Entries shown »

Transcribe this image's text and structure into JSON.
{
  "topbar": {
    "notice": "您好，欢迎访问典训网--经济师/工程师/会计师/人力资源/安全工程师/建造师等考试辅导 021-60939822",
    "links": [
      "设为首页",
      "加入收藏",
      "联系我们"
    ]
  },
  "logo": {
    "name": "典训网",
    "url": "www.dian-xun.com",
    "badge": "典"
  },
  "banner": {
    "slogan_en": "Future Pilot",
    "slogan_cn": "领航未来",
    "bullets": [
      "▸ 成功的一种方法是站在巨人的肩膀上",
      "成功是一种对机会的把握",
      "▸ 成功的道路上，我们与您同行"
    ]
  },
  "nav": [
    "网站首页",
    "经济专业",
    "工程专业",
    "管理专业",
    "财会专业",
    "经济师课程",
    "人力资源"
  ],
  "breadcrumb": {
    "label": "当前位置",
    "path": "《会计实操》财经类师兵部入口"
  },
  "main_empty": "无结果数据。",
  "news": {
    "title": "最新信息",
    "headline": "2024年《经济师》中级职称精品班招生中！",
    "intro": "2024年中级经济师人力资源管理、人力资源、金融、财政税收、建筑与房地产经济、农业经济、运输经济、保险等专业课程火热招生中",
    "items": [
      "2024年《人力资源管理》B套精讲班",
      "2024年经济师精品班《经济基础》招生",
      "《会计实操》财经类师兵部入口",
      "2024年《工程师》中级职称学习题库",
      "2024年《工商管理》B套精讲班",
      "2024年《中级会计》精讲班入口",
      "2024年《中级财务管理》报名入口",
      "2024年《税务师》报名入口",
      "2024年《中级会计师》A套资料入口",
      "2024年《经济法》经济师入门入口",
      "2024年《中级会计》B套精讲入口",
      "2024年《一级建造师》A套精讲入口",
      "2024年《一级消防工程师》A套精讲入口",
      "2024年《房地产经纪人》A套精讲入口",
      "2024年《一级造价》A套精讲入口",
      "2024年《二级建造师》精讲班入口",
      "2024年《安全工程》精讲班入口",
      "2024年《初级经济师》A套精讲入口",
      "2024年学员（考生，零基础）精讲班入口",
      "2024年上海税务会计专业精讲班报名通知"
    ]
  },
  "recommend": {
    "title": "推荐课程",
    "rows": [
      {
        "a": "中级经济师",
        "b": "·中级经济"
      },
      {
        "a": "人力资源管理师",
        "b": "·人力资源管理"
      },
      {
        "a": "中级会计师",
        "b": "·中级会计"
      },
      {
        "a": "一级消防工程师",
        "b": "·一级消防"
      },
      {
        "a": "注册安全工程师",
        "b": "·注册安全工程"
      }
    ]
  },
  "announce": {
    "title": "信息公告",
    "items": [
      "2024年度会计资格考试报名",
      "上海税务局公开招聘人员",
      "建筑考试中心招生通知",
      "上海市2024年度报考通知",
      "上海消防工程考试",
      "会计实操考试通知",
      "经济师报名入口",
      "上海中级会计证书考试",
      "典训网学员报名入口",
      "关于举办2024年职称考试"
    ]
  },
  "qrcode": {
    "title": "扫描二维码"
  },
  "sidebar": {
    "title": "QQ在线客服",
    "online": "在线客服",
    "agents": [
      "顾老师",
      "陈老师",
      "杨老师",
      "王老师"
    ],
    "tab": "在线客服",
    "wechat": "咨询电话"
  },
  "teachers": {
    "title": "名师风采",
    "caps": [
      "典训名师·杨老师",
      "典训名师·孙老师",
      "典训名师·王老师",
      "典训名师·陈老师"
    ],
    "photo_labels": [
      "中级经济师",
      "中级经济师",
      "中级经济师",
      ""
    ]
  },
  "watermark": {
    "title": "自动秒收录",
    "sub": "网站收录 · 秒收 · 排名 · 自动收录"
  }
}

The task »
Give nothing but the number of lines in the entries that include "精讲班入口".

Solution for this exercise »
4